"""
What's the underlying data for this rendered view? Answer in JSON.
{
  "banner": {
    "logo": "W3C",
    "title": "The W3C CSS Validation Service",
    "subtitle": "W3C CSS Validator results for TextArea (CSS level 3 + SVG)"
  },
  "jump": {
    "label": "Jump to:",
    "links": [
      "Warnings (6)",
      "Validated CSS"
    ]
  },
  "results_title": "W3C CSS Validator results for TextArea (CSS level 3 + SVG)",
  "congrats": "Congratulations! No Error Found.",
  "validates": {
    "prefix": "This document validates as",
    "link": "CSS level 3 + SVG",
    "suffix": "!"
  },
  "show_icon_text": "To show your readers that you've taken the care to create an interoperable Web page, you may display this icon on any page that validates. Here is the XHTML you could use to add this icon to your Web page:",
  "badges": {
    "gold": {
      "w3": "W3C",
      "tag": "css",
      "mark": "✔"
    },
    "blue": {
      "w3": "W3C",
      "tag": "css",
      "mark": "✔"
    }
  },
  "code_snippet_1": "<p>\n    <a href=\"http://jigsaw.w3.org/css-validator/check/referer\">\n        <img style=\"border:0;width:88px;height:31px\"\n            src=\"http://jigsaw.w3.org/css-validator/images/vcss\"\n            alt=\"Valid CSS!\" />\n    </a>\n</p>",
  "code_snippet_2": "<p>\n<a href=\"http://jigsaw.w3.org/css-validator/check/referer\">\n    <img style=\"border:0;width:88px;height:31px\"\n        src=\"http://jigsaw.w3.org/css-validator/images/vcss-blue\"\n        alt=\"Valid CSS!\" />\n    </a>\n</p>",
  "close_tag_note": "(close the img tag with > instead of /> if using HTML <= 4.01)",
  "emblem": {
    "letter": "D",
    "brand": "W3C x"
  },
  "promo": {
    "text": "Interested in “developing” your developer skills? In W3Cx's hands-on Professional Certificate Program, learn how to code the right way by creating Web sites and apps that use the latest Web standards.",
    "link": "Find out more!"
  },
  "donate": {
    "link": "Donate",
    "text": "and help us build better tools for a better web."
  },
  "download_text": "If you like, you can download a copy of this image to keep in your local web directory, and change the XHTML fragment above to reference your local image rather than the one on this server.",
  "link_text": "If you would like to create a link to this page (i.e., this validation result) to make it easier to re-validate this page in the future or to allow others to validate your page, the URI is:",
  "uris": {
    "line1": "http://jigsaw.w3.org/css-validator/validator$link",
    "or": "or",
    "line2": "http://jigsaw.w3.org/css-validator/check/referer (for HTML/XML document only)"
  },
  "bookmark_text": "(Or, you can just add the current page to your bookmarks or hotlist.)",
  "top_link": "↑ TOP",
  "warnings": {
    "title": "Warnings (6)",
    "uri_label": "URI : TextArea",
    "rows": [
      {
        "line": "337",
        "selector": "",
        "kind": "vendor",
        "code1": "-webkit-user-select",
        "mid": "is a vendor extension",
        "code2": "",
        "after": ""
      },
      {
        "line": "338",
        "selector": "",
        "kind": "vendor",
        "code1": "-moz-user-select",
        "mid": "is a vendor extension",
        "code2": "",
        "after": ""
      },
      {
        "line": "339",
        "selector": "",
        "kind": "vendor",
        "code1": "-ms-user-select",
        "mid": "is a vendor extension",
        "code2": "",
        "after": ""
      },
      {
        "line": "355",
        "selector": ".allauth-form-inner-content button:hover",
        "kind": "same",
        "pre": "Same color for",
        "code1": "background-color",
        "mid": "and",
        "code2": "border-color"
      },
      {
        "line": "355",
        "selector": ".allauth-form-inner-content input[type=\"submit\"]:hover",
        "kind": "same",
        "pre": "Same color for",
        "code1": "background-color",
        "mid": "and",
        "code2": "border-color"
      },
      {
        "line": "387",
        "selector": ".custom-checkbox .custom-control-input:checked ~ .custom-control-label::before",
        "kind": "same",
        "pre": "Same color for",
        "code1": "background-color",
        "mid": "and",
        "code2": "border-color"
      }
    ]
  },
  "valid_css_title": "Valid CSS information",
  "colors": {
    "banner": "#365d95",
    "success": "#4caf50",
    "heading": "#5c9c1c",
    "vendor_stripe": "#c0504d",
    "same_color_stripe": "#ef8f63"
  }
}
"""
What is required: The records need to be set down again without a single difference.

Exercise result:
What's the underlying data for this rendered view? Answer in JSON.
{
  "banner": {
    "logo": "W3C",
    "title": "The W3C CSS Validation Service",
    "subtitle": "W3C CSS Validator results for TextArea (CSS level 3 + SVG)"
  },
  "jump": {
    "label": "Jump to:",
    "links": [
      "Warnings (6)",
      "Validated CSS"
    ]
  },
  "results_title": "W3C CSS Validator results for TextArea (CSS level 3 + SVG)",
  "congrats": "Congratulations! No Error Found.",
  "validates": {
    "prefix": "This document validates as",
    "link": "CSS level 3 + SVG",
    "suffix": "!"
  },
  "show_icon_text": "To show your readers that you've taken the care to create an interoperable Web page, you may display this icon on any page that validates. Here is the XHTML you could use to add this icon to your Web page:",
  "badges": {
    "gold": {
      "w3": "W3C",
      "tag": "css",
      "mark": "✔"
    },
    "blue": {
      "w3": "W3C",
      "tag": "css",
      "mark": "✔"
    }
  },
  "code_snippet_1": "<p>\n    <a href=\"http://jigsaw.w3.org/css-validator/check/referer\">\n        <img style=\"border:0;width:88px;height:31px\"\n            src=\"http://jigsaw.w3.org/css-validator/images/vcss\"\n            alt=\"Valid CSS!\" />\n    </a>\n</p>",
  "code_snippet_2": "<p>\n<a href=\"http://jigsaw.w3.org/css-validator/check/referer\">\n    <img style=\"border:0;width:88px;height:31px\"\n        src=\"http://jigsaw.w3.org/css-validator/images/vcss-blue\"\n        alt=\"Valid CSS!\" />\n    </a>\n</p>",
  "close_tag_note": "(close the img tag with > instead of /> if using HTML <= 4.01)",
  "emblem": {
    "letter": "D",
    "brand": "W3C x"
  },
  "promo": {
    "text": "Interested in “developing” your developer skills? In W3Cx's hands-on Professional Certificate Program, learn how to code the right way by creating Web sites and apps that use the latest Web standards.",
    "link": "Find out more!"
  },
  "donate": {
    "link": "Donate",
    "text": "and help us build better tools for a better web."
  },
  "download_text": "If you like, you can download a copy of this image to keep in your local web directory, and change the XHTML fragment above to reference your local image rather than the one on this server.",
  "link_text": "If you would like to create a link to this page (i.e., this validation result) to make it easier to re-validate this page in the future or to allow others to validate your page, the URI is:",
  "uris": {
    "line1": "http://jigsaw.w3.org/css-validator/validator$link",
    "or": "or",
    "line2": "http://jigsaw.w3.org/css-validator/check/referer (for HTML/XML document only)"
  },
  "bookmark_text": "(Or, you can just add the current page to your bookmarks or hotlist.)",
  "top_link": "↑ TOP",
  "warnings": {
    "title": "Warnings (6)",
    "uri_label": "URI : TextArea",
    "rows": [
      {
        "line": "337",
        "selector": "",
        "kind": "vendor",
        "code1": "-webkit-user-select",
        "mid": "is a vendor extension",
        "code2": "",
        "after": ""
      },
      {
        "line": "338",
        "selector": "",
        "kind": "vendor",
        "code1": "-moz-user-select",
        "mid": "is a vendor extension",
        "code2": "",
        "after": ""
      },
      {
        "line": "339",
        "selector": "",
        "kind": "vendor",
        "code1": "-ms-user-select",
        "mid": "is a vendor extension",
        "code2": "",
        "after": ""
      },
      {
        "line": "355",
        "selector": ".allauth-form-inner-content button:hover",
        "kind": "same",
        "pre": "Same color for",
        "code1": "background-color",
        "mid": "and",
        "code2": "border-color"
      },
      {
        "line": "355",
        "selector": ".allauth-form-inner-content input[type=\"submit\"]:hover",
        "kind": "same",
        "pre": "Same color for",
        "code1": "background-color",
        "mid": "and",
        "code2": "border-color"
      },
      {
        "line": "387",
        "selector": ".custom-checkbox .custom-control-input:checked ~ .custom-control-label::before",
        "kind": "same",
        "pre": "Same color for",
        "code1": "background-color",
        "mid": "and",
        "code2": "border-color"
      }
    ]
  },
  "valid_css_title": "Valid CSS information",
  "colors": {
    "banner": "#365d95",
    "success": "#4caf50",
    "heading": "#5c9c1c",
    "vendor_stripe": "#c0504d",
    "same_color_stripe": "#ef8f63"
  }
}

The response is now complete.